In December 2018, the Idaho Department of Health and Welfare reported that 923 persons with HIV, or Human Immunodeficiency Virus, were presumed living in Idaho.
One of the persistent issues preventing early detection and treatment of HIV is that current testing methods require a three-week to three-month waiting period for the body to produce antibodies for the disease. Waiting to test for these antibodies not only prevents infected patients from being able to start treatment as soon as possible, it also increases the window of time during which the infection might spread.
But it doesn’t have to be this way. New testing methods being developed by Molecular Testing Labs and Boise State University utilize RNA (ribonucleic acid) molecular signatures, which can be detected using cutting edge technology and lab techniques. This means that people at risk for contracting HIV can get tested much earlier than current methods – typically within the same week as the potential exposure.
“DNA tells us what you were born with, but RNA reveals early infection, and records your body’s response to disease, treatment, and changes that you make in your life,” said principal investigator and biology professor Greg Hampikian. “Personalized medicine requires us to ask how the individual person is responding, and RNA gives us that.”
“An important key to improving public health is to encourage people to get tested earlier and more frequently,” said Dr. Charles J. Sailey, medical director at Molecular Testing Labs. “The best way to do this is to remove barriers to STI testing by providing a safe, accurate and convenient method for sample collection.”

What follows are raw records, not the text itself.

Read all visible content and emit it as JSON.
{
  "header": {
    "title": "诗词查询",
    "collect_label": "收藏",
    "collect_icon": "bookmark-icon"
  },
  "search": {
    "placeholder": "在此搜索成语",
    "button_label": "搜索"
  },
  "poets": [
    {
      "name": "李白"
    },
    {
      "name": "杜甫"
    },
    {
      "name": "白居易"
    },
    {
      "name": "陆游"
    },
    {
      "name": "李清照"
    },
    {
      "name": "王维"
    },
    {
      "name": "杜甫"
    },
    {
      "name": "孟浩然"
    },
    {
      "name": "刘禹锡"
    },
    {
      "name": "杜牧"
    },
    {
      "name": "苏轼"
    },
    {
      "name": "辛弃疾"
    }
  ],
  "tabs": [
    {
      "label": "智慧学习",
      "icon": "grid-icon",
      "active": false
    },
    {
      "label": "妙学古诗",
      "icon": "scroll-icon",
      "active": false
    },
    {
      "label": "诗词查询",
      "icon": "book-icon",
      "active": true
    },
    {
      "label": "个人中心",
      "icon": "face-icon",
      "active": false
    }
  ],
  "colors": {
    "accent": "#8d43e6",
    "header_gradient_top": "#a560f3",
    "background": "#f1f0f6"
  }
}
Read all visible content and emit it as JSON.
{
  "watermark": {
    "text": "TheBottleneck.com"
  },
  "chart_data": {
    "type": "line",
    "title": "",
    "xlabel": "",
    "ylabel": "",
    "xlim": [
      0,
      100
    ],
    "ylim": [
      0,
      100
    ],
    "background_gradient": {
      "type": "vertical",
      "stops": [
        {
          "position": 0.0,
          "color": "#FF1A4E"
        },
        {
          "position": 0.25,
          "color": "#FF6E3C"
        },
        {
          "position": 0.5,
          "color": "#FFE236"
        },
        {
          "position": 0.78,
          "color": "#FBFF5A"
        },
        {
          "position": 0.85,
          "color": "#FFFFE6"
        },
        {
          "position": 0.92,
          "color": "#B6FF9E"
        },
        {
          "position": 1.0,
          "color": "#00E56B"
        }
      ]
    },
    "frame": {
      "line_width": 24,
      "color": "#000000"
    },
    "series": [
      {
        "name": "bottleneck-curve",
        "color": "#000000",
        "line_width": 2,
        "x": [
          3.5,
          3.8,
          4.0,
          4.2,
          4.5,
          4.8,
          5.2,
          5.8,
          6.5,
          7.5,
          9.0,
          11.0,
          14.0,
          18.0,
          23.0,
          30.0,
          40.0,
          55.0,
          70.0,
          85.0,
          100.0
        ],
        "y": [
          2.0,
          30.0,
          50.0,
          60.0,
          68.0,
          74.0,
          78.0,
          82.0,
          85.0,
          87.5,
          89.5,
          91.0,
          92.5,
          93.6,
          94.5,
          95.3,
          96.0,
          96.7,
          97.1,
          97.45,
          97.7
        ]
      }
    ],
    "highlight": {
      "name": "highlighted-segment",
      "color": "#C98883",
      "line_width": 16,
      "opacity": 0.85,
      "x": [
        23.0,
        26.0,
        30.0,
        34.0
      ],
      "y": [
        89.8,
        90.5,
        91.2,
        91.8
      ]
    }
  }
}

RNA research focuses on patients’ early disease detection and faster treatment. Currently, the DNA-based tests on the market are unable to track a patient’s response to drug treatment, diet or other changes. With RNA-based testing, a patient’s response to drug therapy can be precisely monitored. RNA testing also reveals new information about disease progression that is unavailable by DNA or protein-based testing methods.
Boise State and Molecular Testing Labs have been awarded an Idaho Global Entrepreneurial Mission (IGEM) grant to support the partnership’s goal to develop innovative RNA health tests for early detection, monitoring and treatment of HIV. Students and lab members currently include: Boise State forensic DNA analyst Gianluca Peri, computer science student Janet Layne, research affiliate Alice Antionioli and Julia Burrington, an undergraduate summer intern from University of Idaho.